· Remembrance ·
Veterans Day was celebrated a few days ago. This year the remembrance hit me harder than expected.
It started early on Saturday when a friend from across the pond, Sean McArdle, asked me if we celebrate on the 11th of November. He told me that in the United Kingdom they refer to it as Armistice Day, the day the First World War ended.
He said, “It’s the day we remember all the fallen servicemen and women from 1914 onwards and a minute’s silence is held at 11 a.m. all across the country. It’s very moving and people in shops and in the streets stand still and bow their heads.”
Sean went on to tell me that the Sunday following Armistice Day is called Remembrance Sunday.
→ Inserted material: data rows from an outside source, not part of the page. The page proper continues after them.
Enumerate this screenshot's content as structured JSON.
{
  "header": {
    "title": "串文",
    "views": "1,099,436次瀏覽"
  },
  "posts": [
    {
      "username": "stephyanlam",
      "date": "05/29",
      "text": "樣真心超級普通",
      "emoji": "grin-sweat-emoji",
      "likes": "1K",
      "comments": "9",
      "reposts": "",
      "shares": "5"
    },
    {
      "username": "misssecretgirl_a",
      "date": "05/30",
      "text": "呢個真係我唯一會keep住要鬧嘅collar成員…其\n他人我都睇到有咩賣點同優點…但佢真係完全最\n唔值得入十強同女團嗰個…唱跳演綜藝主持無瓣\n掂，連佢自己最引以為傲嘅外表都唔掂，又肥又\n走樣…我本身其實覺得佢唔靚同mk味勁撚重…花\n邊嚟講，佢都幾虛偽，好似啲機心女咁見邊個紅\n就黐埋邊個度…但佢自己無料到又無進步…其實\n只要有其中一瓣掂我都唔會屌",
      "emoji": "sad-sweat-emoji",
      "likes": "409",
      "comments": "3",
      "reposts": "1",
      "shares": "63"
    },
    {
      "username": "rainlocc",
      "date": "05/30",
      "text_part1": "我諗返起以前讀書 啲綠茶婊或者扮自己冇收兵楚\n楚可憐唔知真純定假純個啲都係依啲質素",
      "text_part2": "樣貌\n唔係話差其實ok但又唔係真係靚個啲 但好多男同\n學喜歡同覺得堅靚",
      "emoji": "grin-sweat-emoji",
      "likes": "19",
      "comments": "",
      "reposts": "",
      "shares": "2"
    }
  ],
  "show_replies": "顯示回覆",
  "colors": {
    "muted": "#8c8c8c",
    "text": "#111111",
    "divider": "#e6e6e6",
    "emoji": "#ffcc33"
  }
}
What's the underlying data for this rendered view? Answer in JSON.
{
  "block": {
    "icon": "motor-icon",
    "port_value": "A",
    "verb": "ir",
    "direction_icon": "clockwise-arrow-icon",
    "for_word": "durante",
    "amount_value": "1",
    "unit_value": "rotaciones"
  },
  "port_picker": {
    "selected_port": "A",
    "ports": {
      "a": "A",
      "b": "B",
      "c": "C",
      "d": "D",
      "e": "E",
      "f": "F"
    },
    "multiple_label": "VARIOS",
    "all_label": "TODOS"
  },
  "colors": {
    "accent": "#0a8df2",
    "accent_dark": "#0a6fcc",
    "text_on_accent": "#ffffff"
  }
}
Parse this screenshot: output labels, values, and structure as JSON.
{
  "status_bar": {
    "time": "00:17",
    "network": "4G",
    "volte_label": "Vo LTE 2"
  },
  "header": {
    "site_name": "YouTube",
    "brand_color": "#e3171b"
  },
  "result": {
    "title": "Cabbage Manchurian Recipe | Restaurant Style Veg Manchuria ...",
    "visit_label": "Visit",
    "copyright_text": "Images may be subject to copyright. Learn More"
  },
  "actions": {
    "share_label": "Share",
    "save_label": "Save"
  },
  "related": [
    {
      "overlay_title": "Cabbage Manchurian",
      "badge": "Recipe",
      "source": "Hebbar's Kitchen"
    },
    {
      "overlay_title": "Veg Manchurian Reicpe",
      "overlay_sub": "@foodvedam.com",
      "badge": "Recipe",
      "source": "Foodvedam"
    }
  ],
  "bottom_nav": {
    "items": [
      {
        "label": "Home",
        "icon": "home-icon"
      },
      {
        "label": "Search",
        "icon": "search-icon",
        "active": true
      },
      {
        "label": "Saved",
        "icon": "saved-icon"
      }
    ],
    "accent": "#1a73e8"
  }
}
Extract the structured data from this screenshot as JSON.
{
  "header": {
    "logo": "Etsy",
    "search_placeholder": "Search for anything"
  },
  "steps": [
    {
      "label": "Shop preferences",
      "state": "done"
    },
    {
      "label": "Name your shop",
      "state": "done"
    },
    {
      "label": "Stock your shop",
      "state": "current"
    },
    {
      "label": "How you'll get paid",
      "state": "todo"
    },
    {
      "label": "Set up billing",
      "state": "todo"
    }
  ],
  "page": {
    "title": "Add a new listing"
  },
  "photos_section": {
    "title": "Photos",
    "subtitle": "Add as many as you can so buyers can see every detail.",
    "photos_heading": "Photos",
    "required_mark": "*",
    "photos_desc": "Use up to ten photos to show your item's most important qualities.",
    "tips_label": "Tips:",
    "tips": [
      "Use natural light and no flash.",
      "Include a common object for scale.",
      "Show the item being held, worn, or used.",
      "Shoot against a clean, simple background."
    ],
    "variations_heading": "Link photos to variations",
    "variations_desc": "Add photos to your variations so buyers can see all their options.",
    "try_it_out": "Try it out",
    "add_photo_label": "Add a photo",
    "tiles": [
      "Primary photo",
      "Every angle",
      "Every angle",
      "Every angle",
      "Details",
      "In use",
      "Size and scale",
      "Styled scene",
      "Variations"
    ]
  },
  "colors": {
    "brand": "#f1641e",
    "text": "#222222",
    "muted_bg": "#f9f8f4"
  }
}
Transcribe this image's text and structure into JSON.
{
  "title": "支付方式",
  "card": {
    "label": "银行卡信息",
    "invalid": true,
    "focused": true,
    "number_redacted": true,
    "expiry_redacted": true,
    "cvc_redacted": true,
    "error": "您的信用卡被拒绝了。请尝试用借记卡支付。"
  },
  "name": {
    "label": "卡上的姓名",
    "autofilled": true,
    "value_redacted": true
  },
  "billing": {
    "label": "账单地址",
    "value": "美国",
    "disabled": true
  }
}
That’s “when all sorts of people go to the Cenotaph which is near Parliament in London and the Queen lays a wreath there to commemorate the dead, again we have a one minute silence.
“The ceremony is the only time the Queen bows her head as she lays the wreath; it’s a tradition.”
I started thinking of my Great Uncle Cecil Crandall. He was a World War I veteran who had been partially crippled when his unit (Corp, Co. I, 353rd Infantry, 89th Division) was gassed during the Meuse-Argonne offensive.
And I thought of my dad.
I looked up on my bookshelf and saw his photograph, a young man in dress uniform, probably taken in 1941.
I told Sean that my father had been stationed in England as Allied troops filled the country, waiting for the day they would cross the channel to fight in occupied France.
Sean asked me where my dad had stayed when he was in England. After some research I remembered the Lloyd Wynne family in Llandudno, Northern Wales.
For the rest of my dad’s life he recalled the Wynne family with great fondness for their generosity during the summer of 1944.
Harold L. Potter, 1st Lt., Fifth Inf. Div., Third Army, medical department, supervisor of evacuation of combat casualties in the European Theater, was a combat medic who served in five military campaigns. (Formerly with the 35th Division, he was a Pvt. in the medical detachment, 130th Field Artillery, when it mobilized in Hutchinson, Kansas, Dec. 1940.)
In one letter my mother explained to the Wynne’s that he was in the “very thick of things.”
I remember my father explaining to me that part of his job was to make sure the five ambulances and their crews under his supervision kept their distance from one another; they didn’t want to lose more than one in case of Axis bombing.
Sean told me how his father, Bernard McArdle, known as “Mac,” was in the Royal Navy at the start of the war but gave up his rank to join the Submarine Service. Mac, an electrician, held the rank of Chief Petty Officer (CPO).
Sean said that switching, “wasn’t such a clever thing to do for promotion but he enjoyed it; unfortunately his sub was sunk by the Germans near the start of the war and he spent five years in a POW camp! At least he was alive.”
I shared with Sean how my father was able to return to the states after Germany surrendered, but it was understood that the servicemen and women were to be trained to fight in the Pacific Theater for a probable invasion of Japan.
It was during my dad’s military leave that Hal and his fiancé, Nell, were married in Galesburg, Illinois, and honeymooned out west, staying for a while in a wilderness cabin (no newspaper, no radio) in Colorado.
When, after several days of isolation, the newlyweds went to town for provisions and a haircut for dad—Hal was wearing his uniform as per military code—he was mobbed by the locals.
They showered him with questions about the war and the planned invasion of Japan. This was right after the newspaper headlines reported atomic bombs had been dropped on Nagasaki and Hiroshima.
He had no idea what they were talking about!
1st Lt. Potter had not been sent to the boonies by Washington, D.C. with orders to keep the local populace updated on top-secret military operations.
In closing, I think of more recent times, more recent wars, and more recent veterans.
Thanks to Mike Potter, my cousin, who served with the 1st Battalion, 161st Field Artillery Regiment, Kansas National Guard. Staff Sergeant (SSG) Potter was stationed in Iraq at Forward Operating Base (FOB) Grizzly in 2007-2008. He was a liaison officer (LNO) at Balad Air Base.
Until next time, happy writing and reading!